Tubman’s Underground Railroad work was her major contribution
Leading scores of slaves to freedom on the Underground Railroad is what Tubman is well known for. However, she also played a significant and pioneering role in the Civil War. She became the first woman in U.S. history to lead a military expedition when in 1863, she led soldiers with Colonel James Montgomery to raid rice plantations along the Combahee River in South Carolina and freed many slaves.

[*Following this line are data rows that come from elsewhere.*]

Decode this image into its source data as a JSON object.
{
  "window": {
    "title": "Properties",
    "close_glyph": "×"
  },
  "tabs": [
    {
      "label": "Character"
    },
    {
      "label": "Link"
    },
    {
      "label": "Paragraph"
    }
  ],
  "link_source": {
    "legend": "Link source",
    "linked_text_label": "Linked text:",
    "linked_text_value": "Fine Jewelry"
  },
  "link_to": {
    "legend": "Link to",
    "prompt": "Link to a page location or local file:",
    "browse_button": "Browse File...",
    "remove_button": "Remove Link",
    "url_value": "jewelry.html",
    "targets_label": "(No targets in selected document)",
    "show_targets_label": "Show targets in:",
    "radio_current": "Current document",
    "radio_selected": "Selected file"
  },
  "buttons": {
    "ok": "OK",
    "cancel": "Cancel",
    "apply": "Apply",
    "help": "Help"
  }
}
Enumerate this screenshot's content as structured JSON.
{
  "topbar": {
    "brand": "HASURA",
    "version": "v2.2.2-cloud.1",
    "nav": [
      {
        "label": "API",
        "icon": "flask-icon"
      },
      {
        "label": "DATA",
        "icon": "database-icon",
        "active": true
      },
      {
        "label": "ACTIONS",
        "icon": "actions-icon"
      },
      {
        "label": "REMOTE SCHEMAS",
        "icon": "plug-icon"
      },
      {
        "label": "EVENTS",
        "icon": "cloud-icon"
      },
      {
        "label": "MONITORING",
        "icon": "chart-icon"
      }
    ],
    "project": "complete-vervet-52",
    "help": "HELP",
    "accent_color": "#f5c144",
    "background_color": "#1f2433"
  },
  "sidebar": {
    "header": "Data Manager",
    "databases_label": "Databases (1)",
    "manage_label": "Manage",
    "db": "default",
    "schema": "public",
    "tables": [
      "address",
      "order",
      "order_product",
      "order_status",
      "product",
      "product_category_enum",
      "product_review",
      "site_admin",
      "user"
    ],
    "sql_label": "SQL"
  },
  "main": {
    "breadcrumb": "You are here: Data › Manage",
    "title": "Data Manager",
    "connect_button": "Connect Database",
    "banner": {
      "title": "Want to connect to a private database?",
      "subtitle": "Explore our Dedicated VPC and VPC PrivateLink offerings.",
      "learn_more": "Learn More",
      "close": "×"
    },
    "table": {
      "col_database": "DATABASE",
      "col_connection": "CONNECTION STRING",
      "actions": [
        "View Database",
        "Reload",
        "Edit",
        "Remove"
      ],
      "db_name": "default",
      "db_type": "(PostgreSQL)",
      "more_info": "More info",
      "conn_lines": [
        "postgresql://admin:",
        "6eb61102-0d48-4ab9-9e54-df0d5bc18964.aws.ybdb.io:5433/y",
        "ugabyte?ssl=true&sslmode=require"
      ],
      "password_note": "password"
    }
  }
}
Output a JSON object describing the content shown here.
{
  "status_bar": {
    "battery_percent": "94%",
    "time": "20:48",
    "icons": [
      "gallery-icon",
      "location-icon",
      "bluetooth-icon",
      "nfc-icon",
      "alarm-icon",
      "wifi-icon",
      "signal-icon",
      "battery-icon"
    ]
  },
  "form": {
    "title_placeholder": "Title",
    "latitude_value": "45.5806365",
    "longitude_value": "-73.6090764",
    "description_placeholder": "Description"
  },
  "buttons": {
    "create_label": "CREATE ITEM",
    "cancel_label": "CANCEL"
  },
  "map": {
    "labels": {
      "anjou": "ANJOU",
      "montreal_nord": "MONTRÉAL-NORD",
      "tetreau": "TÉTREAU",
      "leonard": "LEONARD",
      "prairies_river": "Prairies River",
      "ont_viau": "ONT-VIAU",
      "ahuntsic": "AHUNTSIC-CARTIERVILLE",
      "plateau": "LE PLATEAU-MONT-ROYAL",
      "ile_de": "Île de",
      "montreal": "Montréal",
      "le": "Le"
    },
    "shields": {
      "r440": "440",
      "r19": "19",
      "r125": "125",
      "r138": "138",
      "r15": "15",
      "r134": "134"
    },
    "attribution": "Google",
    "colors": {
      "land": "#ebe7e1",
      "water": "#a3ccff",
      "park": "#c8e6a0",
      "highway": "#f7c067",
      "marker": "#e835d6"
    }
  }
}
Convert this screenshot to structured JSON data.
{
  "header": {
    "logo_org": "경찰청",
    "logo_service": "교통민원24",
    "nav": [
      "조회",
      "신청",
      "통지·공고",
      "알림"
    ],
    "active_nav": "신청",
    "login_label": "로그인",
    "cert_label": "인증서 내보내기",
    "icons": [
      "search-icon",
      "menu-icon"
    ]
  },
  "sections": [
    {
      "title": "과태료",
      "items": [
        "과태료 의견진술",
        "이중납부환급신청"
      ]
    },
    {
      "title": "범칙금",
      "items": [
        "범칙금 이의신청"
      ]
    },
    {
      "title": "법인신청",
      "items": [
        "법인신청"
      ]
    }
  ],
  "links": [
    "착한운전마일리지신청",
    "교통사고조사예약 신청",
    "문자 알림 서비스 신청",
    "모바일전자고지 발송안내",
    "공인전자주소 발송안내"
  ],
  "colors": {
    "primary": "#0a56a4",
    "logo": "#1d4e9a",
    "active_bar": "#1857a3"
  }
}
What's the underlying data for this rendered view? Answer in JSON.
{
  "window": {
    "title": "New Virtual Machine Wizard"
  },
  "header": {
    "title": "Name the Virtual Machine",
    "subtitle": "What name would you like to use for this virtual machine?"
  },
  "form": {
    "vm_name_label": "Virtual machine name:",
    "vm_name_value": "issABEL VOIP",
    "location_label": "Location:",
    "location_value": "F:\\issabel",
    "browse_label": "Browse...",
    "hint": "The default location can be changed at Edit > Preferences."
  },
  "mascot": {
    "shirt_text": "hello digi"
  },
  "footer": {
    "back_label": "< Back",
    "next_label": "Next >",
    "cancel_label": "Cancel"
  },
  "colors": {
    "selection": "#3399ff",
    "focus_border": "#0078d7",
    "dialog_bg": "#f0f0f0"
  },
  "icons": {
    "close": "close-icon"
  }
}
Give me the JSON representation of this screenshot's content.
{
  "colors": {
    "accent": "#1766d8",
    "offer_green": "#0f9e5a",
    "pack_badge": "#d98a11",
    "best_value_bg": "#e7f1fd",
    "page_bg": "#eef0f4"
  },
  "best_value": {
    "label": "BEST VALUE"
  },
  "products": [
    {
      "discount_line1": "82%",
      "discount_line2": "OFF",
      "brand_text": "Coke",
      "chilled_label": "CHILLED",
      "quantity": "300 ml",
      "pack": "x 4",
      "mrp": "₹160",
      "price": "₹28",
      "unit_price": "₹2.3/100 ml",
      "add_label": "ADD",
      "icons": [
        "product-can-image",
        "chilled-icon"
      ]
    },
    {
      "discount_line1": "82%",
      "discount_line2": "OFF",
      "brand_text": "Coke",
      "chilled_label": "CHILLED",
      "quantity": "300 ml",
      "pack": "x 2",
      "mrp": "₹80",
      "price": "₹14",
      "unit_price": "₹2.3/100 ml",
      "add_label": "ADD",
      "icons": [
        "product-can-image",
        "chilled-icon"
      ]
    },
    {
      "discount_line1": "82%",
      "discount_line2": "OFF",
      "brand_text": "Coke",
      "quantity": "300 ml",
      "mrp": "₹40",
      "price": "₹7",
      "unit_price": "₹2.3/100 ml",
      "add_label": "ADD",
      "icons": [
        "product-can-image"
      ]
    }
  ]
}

Let’s not forget that Tubman was also a Union army spy and recruiter. “She was one of the great heroines of the Civil War,” Thomas B. Allen, author of Harriet Tubman, Secret Agent said. “But her recognition didn’t come till many years after the war.” Tubman didn’t receive her pension until 1899. Tubman further fought for civil and political rights for women and minorities, as well as the disabled and aged.